A white paper released today by non-profit foundation Ocean Wise and PAC Packaging Consortium (PAC) addresses the issue of plastic pollution caused in marine environments by packaging litter. The report, titled “Ocean Plastics: What the Packaging Industry Can Do,” notes that microplastics—bits of plastic smaller than 5 mm—pose a major hazard to aquatic life and recommends taking a more holistic approach to packaging design to help reduce the amount of plastic that makes its way into the ocean.
The white paper proposes that such elements as single-use and small-format packaging and lightweight 2D items like lids and caps be redesigned to discourage the separation of elements, so they’re recycled together. Optimizing packaging would include re-evaluating the correct amount of packaging to avoid unnecessary waste. Ensuring that packaging can be collected and reused is also key. The paper is being released in conjunction with an on-site meeting today at Vancouver Aquarium, an Ocean Wise initiative, which is part of PAC’s Innovation Roadshow.
“We’re bringing the science. They’re bringing the solutions,” says Alexis Esseltine Scoon, Sustainability Manager, Vancouver Aquarium. “Ocean Wise has been a leader in the arena of microplastics pollution research for years. With this collaborative research, we’re melding our knowledge of the issues affecting the ocean with industry knowledge of what’s possible to create real change that will help ensure the health of our oceans for future generations.”
Since March, 2018, Esseltine Scoon’s team has worked with Dr. Peter Ross, Vice President of Research at Ocean Wise and Executive Director of the Coastal Ocean Research institute (CORI), along with his team to distill their scientific research on the effects of plastic on ocean ecosystems, for a member webinar and now, the white paper. Concurrently, Rachel Morier, Director of Sustainability at PAC, and her team continue to examine what the industry can do to tackle the problem of plastic packaging making its way into the ocean.
“With many consumer packaged goods companies committing to more sustainable packaging by 2025, there is an opportunity for significant change,” says Morier. “The packaging community is listening. Instead of pointing blame, we want to encourage a constructive and collaborative dialogue that leads to real solutions. Our partnership with Ocean Wise brings a science-based approach to eliminate packaging misconceptions and to help inform business decisions that advance a circular economy.”

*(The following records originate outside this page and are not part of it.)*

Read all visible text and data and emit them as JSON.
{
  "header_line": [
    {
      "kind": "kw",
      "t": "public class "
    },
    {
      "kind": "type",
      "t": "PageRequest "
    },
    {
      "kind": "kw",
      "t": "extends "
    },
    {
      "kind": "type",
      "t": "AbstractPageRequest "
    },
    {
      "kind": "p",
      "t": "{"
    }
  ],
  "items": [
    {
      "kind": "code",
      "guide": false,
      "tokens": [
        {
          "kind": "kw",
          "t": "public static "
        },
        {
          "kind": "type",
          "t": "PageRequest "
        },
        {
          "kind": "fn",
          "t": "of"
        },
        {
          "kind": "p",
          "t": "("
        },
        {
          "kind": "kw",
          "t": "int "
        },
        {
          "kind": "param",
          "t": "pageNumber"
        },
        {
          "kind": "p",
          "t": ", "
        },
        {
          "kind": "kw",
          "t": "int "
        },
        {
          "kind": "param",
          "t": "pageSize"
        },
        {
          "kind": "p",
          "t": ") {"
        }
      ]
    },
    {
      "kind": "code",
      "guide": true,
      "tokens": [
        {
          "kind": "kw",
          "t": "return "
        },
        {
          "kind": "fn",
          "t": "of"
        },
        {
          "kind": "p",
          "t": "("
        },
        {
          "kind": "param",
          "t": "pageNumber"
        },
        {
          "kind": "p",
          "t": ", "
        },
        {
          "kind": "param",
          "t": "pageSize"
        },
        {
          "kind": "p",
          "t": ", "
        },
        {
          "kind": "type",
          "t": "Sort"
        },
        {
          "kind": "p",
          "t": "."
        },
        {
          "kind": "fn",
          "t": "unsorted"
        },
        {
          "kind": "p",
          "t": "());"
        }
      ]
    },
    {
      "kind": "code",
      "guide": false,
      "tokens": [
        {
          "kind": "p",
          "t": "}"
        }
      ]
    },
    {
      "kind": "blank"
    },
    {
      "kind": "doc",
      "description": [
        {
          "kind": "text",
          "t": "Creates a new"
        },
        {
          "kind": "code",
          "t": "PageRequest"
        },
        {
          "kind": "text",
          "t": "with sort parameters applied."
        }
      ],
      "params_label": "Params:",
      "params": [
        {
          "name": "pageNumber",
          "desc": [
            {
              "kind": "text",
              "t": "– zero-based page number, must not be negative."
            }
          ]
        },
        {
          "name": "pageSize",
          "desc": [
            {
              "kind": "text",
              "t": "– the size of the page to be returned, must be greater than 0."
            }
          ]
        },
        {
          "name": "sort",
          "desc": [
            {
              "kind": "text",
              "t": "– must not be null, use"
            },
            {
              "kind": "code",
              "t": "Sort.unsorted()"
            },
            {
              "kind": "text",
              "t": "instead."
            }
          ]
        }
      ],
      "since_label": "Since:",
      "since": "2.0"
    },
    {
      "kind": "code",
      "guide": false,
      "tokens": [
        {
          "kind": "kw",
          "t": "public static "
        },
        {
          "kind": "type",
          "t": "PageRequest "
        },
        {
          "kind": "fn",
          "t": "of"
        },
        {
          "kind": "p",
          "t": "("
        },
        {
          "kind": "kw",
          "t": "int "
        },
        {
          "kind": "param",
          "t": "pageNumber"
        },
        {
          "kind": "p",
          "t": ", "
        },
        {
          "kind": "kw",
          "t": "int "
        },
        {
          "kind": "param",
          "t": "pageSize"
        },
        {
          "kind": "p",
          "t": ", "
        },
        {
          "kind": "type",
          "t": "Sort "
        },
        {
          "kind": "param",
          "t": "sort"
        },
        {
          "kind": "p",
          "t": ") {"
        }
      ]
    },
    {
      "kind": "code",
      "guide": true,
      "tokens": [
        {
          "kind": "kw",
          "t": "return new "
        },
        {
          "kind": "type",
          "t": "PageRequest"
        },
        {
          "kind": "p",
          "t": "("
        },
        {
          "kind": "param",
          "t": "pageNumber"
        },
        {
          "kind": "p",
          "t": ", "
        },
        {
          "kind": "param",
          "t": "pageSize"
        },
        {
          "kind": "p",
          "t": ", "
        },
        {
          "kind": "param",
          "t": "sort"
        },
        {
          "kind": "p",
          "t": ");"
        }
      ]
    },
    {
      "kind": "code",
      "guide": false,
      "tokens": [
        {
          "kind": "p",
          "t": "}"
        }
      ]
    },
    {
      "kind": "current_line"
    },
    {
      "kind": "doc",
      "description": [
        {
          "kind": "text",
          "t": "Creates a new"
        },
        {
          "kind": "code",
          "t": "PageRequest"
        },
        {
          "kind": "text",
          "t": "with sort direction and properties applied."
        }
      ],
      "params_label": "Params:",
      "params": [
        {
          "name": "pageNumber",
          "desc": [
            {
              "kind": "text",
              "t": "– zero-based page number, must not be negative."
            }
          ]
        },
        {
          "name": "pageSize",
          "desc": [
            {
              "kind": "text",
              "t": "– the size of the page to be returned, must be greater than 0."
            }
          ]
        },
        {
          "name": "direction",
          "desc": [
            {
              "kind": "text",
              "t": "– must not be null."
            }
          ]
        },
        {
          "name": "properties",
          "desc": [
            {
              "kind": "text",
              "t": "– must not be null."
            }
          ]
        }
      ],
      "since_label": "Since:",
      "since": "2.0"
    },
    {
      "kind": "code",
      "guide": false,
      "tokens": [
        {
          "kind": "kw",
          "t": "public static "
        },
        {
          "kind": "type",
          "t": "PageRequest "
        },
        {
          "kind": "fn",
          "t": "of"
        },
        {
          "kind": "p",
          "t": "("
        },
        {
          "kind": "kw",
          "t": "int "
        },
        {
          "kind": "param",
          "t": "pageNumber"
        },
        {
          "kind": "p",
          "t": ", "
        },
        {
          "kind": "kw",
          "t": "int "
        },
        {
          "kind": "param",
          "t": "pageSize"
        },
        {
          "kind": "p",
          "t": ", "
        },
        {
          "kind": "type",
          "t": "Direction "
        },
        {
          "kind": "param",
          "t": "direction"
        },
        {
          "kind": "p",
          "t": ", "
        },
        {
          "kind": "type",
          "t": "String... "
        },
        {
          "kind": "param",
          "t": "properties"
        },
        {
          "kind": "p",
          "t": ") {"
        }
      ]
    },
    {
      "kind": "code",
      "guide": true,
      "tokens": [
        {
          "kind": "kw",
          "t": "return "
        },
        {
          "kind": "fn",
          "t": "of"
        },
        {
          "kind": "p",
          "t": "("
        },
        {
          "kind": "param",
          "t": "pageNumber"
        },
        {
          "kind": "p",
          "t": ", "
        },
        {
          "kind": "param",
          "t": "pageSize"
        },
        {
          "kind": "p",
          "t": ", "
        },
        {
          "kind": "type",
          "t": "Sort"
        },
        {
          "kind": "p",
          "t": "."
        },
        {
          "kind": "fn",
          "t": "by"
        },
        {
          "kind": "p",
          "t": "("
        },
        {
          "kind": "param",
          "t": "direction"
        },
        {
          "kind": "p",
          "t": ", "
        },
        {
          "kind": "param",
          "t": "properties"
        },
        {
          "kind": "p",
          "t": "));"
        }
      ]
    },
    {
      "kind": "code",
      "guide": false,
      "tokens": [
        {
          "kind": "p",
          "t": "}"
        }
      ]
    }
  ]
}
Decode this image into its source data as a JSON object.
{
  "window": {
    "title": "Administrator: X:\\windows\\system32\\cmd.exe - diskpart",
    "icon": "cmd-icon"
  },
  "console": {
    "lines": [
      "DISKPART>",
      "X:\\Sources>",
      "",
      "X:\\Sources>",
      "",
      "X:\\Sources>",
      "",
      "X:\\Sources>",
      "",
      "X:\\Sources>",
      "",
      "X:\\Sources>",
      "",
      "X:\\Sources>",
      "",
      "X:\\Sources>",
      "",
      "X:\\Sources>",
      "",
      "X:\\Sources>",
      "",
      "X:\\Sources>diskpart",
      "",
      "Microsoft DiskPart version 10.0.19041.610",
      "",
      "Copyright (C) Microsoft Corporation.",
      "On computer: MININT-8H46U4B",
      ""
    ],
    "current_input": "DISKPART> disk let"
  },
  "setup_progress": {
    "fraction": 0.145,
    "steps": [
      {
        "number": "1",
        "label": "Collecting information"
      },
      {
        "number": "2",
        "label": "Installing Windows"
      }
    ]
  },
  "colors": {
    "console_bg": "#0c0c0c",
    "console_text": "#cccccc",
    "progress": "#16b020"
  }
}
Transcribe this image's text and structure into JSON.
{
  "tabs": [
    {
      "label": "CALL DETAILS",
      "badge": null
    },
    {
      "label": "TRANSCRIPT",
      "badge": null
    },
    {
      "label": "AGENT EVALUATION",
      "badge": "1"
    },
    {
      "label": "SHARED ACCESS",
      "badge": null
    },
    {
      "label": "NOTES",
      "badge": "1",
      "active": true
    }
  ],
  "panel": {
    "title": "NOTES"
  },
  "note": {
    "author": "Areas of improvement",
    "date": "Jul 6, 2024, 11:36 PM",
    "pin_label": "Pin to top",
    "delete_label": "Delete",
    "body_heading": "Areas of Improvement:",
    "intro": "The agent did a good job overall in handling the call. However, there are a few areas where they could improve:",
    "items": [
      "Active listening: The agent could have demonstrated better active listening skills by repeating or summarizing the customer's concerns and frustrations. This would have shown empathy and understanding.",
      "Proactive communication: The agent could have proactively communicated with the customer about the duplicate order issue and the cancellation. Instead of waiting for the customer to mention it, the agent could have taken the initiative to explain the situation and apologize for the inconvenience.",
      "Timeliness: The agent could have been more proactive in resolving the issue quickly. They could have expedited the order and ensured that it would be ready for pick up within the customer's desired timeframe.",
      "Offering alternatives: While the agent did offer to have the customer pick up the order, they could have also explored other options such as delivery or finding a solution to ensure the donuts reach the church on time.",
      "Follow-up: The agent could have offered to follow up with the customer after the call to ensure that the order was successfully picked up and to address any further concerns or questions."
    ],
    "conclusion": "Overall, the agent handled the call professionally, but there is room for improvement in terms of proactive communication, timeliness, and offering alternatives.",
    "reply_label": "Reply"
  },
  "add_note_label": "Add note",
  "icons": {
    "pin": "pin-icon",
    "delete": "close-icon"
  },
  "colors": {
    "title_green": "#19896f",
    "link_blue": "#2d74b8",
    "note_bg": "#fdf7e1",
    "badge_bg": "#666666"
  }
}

The paper, co-authored by Esseltine Scoon and Morier, explains that scientists categorize plastics by size. “Primary” microplastics are manufactured as microbeads or plastic production pellets called nurdles, used in things like cosmetics or pre-production plastic. “Secondary” microplastics are the result of larger plastic items like food packaging breaking down into smaller pieces. Either way, microplastics are insidious.
Consumed by zooplankton that are then ingested by larger ocean creatures, their chemical additives harm marine organisms, may nurture unique and even pathogenic bacteria, and are likely to persist for hundreds to thousands of years, the paper explains. Glass, paper, steel, and aluminum, on the other hand, eventually break down in ocean water, into less harmful components like glass that turns into sand.
Educating the public on proper disposal, supporting marine cleanup projects by using ocean plastic in packaging, and understanding biodegradable and compostable packaging alternatives and labeling them accurately as such are all important aspects to consider.
The Vancouver Foundation funded Ocean Wise’s participation in the partnership, which began with a webinar hosted by Ocean Wise and PAC to inform members of the packaging community about the effects of plastic packaging on the ocean.
Five out of seven leaders of the G7 countries, including Canada, signed the Ocean Plastics Charter in September in Halifax, vowing to reduce the amount of plastic litter that winds up in the ocean. Major companies such as Coca-Cola, Unilever, and Nestle also vowed to create more environmentally sustainable packaging for their products.